So, to re-cap: making independent films can be relatively inexpensive these days, unless you want your film shown in theaters, in which case you're looking at a bitter, $20,000 pill you have to swallow.
However, there is a bright side, which can be formulated into the following question: Why, exactly, do you need to show your independent film in theaters? That's certainly not the way most people these days experience visual "content" (to use the parlance of the contemporary entertainment industry).
Consider this statistic: in December, 2010, Internet users watched a record 14.3 billion online videos. That's Billion, with a "b." In just one month. Upload your film, and it has a potential audience that numbers in the hundreds of millions. And how does one get one's video onto the Internet? Find a web-video hosting service like YouTube or Vimeo, and upload it. That simple.
Fine. So making independent films (and distributing them) is easier now than ever before. The problem is: how do you make a living at it? Especially if you're giving the content away for free on YouTube?
Well, I did say not to count on making a living at it. But, you know, there's even hopeful new light shining on this bleak reality. Namely, people have figured out new ways to make money off of internet videos.
The business models are familiar from television: you make money either by selling advertising or allowing the end user to pay a fee and download the product. For the latter, there have been a number of start-up businesses that are amassing a library of content which subscribers will have access to. For example, 2-Way TV has developed an app that will allow makers of short, independent films to offer them for sale on Apple's iPad.
The advertiser-supported model is much more common. YouTube, for example, has recently offered to "monetize" certain videos that garner a large number of hits. In other words, they sell advertising on the video, and split a portion of the revenue with the video's owner.
To be sure, we're talking pennies for most videos. However, there are many instances of entrepreneurial individuals making a killing this way, and more are cropping up each day. To cite an example: Los Angeles-based Internet celebrity Marina Orlova's "Hot For Words" YouTube channel has registered almost 420 million hits since it launched. Through monetization, that has provided Marina with a reputed monthly income of $30,000.

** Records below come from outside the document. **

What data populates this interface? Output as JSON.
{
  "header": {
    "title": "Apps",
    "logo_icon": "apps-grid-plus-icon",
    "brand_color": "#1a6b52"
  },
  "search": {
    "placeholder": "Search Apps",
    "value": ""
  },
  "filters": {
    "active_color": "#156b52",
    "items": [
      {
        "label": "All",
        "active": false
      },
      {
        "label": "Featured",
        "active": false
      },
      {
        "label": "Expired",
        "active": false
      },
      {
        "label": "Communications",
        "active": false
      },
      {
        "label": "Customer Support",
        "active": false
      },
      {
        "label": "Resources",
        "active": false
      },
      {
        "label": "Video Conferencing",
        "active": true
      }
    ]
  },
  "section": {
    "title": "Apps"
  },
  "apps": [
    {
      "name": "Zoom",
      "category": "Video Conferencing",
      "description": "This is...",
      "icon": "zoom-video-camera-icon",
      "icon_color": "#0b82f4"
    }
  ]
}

In short, the movie business - the entertainment industry in general, in fact - is going through a major transition. As with all such times, there are enormous opportunities for those with vision and the willingness to work hard to see that vision through.
Now the challenge is to make that person you.